Four accused over Vinicius effigy released from custody
Four people accused of hanging an effigy of Real Madrid player Vinícius Júnior off a highway bridge have been released from custody while still under investigation for perpetrating a hate crime.
A Spanish judge in Madrid on Thursday prohibited the four people from attempting to communicate with Vinícius.
They also have a temporary restraining order banning them from a one kilometre area around Madrid's stadium and training facilities and from coming within the same distance of any soccer stadium between four hours before and four hours after a Spanish league game.
The court statement said the four people are also being investigated for trying to damage the moral integrity of Vinícius. It added that the four opted not to answer the judge's questions in their first court appearance, in line with their constitutional rights.
The incident of the effigy occurred on January 26 in the buildup to a derby match between Real Madrid and Atletico Madrid.
But it wasn't until Tuesday when police made the arrests amid a public uproar that has engulfed Spain following the latest episode of racial abuse being targeted at Vinícius.
Police on Tuesday also detained three people accused of verbally abusing Vinícius with racist slurs during a match on Saturday in Valencia at Mestalla Stadium, which will have parts of stands closed for the next five games. Those three were also released from custody.
The 22-year-old Vinícius has been subjected to repeated racist taunts since he arrived in Spain five years ago from his native Brazil.
In Spain, hate crimes are typically punished with one-to-four years of prison time, while crimes against a person's moral integrity are punished with six-to-24 months behind bars.
Also Thursday, Spain's Ombudsman Office asked the country's Higher Sports Council, the government's authority for sports, for more information about the racist abuse targeted at Vinícius during the game in Valencia. The office said it had received complaints from "two Brazilian civil society organizations" regarding the abuse and that it was in contact with its counterpart in the South American country.

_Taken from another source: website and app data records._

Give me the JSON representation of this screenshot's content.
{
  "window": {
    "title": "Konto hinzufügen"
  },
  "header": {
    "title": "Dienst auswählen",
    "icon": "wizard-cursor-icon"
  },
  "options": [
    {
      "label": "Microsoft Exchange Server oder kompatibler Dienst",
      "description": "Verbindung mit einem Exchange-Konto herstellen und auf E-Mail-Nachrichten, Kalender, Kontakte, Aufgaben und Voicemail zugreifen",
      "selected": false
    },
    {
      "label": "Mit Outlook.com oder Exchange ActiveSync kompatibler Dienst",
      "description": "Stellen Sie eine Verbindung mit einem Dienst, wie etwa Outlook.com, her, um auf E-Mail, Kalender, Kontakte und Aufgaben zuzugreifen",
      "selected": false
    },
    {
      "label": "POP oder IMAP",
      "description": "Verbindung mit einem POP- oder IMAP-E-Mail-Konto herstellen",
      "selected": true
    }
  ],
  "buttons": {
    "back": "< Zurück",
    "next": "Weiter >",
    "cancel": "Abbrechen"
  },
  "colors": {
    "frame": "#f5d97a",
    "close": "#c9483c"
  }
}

In a statement, the Ombudsman Office stated that Spanish law prohibits any acts of racism, xenophobia or intolerance during sports events.